In a study published last week (Oct 28, 2015) by Cohen and his colleagues in the journal Neuroimage, it has been shown that training on an implementation of HighIQPro’s ‘Stroop’ n-back game can can reduce the brain’s emotional reactivity by changing the brain’s wiring to make it less responsive to threatening information.
The principle of this brain training game is interference control.
What is interference control?
When distracting information conflicts with the task requirements, as shown here there is ‘interference’. Each arrow-word combination is presented in sequence to the player at 1-3 second intervals. The task here is to look for a ‘2-back’ match for the arrow direction or the ink color of the words, ignoring the arrow location and the word name.
If we look at the 2-back direction match, there is a conflict (‘interference’) with the spatial location. The location does not match while the direction does. To get this right we need to ignore the location. If we look at the 2-back color match we can see it conflicts with the actual color names ‘green’ and ‘white’. To get this right we need to ignore the word meanings, and just look at the color. Getting the right matches in this n-back game requires interference control – our ability to ignore conflicting information.
Interference control and IQ
It is known that there is a close link between interference control ability and IQ, and IQ Mindware builds in interference control to standard dual n-back training to optimize IQ increases.
Interference control and emotional reactivity
But this latest Cohen study looked at interference control training on emotional reactivity. Emotional reactivity is where emotionally charged information grabs your attention and slows down higher order cognitive functioning, such as good decision-making. Emotional reactivity is known to be a problem with individuals suffering from stress-related emotional dysregulation such as depression or anxiety.
We can measure how emotionally reactive someone is by flashing a picture of a threatening picture just before a colored square, and measuring the reaction time for naming the color. The more emotionally reactive, the slower the reaction time – because the ‘threat’ information draws attention and slows down the decision-making.

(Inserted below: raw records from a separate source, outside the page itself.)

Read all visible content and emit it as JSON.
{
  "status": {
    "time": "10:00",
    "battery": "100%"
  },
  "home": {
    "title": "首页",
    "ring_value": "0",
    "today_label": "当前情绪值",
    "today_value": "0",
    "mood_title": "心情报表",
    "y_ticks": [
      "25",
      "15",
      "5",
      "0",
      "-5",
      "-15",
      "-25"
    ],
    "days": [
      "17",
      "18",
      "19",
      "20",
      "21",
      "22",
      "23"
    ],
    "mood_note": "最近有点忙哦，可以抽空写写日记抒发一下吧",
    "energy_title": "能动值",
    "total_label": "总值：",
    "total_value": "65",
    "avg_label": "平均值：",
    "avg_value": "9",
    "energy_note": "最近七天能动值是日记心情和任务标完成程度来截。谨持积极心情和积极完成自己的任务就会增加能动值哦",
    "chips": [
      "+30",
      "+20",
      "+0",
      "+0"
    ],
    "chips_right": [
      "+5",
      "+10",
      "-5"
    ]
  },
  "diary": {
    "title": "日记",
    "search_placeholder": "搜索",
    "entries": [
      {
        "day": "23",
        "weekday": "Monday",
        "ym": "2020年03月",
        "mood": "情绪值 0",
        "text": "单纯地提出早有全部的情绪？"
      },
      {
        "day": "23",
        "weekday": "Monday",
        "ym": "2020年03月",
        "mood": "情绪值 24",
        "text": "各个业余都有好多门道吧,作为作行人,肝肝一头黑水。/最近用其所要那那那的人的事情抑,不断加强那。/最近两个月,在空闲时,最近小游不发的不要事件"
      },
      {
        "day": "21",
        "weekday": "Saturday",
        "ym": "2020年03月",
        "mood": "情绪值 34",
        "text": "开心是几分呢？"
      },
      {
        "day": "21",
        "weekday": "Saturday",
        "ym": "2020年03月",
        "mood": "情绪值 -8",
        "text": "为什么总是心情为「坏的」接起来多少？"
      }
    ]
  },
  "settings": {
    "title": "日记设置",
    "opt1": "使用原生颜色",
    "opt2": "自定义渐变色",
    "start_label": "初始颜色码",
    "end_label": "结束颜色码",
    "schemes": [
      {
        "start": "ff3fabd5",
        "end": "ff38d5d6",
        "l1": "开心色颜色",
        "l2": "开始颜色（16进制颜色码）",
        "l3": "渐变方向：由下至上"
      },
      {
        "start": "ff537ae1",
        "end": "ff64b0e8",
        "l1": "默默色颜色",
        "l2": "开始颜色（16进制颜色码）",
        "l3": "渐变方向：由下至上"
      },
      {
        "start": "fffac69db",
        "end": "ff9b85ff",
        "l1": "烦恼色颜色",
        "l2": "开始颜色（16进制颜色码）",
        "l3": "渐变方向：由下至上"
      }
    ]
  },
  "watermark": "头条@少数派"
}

The results of 6 day’s training
The researchers looked at how 6 days of brain training (45 minutes per day) affected emotional reactivity in this reaction time task. Using fMRI they also looked at brain activity doing this task – both before and after the brain training.
They found that participants who did the interference training showed reduced activation in their amygdala – a brain region involved in emotions, including anxiety and fear – as a result of the brain training.
And the more their amygdala was calmed, the less their responses were slowed by scary pictures. In other words, the less distracted by threatening information and the better emotional regulation they had.
There was also evidence that, after the training there was increased connectivity between the amygdala and frontal cortex – the region involved in executive higher order cognition.
The researchers conclude, interference control training (implemented in HighIQPro)…
“can suppress emotional reactions, and thus might serve as a short-term and easy-to-implement treatment for individuals suffering from disorders characterised by emotion dysregulation.”